**WORK TASK**
Check every line of the entries for "Dear", and copy the lines that hold it.

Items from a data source
════════════════

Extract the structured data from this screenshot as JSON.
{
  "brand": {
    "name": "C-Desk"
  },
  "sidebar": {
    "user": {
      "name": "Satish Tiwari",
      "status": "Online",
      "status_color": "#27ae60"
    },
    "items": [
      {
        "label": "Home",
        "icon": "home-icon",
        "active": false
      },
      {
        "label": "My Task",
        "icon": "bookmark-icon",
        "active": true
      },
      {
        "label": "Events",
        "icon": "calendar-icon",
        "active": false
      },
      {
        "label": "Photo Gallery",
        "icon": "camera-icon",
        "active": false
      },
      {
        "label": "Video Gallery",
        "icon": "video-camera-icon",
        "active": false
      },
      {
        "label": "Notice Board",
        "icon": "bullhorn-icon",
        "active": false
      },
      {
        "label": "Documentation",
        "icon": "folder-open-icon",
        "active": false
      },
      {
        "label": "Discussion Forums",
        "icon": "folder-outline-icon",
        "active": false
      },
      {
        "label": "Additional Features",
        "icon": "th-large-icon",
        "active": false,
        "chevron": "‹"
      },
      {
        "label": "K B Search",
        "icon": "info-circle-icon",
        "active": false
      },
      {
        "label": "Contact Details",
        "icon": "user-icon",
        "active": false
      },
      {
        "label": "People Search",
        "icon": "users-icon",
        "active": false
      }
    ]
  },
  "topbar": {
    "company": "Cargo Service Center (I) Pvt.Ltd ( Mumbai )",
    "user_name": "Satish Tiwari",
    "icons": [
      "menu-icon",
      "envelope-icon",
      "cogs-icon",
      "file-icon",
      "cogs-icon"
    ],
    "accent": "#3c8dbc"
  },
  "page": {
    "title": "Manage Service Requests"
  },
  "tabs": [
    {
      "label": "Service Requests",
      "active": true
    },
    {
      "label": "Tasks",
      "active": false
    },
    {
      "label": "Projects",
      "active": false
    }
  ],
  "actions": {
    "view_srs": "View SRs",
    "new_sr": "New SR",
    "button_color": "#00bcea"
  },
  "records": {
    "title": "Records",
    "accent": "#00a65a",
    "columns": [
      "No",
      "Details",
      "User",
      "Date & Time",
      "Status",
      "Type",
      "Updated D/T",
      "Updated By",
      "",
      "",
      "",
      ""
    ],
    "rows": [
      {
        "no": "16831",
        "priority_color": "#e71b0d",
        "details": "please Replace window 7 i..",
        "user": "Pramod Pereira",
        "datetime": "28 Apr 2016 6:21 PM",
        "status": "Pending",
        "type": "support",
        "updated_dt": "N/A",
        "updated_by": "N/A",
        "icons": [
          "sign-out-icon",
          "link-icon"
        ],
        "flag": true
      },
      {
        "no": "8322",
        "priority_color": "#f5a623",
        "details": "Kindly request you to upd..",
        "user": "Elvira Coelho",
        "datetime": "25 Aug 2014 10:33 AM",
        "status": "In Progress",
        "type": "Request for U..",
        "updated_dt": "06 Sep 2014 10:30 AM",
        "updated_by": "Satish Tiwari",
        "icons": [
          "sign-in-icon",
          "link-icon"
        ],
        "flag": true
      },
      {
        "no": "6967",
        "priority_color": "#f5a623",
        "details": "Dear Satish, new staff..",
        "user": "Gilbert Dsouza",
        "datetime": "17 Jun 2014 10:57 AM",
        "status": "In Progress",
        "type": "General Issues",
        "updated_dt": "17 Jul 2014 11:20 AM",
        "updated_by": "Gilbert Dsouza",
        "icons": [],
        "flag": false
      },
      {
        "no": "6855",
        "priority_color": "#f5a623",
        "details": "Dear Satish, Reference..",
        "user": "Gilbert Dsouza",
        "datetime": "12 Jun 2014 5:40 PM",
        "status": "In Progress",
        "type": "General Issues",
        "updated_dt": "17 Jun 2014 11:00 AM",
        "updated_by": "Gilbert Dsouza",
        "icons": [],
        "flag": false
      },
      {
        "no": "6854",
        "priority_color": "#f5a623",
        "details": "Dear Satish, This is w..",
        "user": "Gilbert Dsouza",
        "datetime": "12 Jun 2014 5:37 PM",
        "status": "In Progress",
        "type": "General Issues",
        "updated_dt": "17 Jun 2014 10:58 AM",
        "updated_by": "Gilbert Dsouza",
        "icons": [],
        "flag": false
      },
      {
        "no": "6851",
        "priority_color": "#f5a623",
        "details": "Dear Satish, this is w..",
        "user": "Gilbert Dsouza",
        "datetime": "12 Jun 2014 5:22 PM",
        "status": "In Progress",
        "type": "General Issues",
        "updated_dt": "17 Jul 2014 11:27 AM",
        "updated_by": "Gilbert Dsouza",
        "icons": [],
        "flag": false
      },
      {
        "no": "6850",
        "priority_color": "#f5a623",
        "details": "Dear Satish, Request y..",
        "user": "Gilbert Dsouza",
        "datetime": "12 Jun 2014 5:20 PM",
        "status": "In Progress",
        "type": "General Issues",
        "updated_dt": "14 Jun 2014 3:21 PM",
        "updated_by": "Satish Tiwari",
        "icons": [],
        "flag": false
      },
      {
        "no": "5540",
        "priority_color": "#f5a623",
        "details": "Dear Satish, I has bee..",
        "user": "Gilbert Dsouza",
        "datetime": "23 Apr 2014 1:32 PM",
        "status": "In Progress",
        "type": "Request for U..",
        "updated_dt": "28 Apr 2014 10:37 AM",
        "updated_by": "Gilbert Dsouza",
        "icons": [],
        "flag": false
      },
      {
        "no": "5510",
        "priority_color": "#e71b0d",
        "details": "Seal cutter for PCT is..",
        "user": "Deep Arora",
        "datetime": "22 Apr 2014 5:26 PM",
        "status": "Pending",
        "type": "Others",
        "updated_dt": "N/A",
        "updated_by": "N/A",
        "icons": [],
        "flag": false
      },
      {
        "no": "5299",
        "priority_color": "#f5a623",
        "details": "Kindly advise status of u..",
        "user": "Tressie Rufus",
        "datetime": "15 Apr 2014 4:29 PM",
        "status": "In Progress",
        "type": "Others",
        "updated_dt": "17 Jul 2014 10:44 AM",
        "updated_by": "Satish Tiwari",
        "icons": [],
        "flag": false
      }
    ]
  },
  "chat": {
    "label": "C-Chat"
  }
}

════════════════

**WRITTEN ANSWER**
        "details": "Dear Satish, new staff..",
        "details": "Dear Satish, Reference..",
        "details": "Dear Satish, This is w..",
        "details": "Dear Satish, this is w..",
        "details": "Dear Satish, Request y..",
        "details": "Dear Satish, I has bee..",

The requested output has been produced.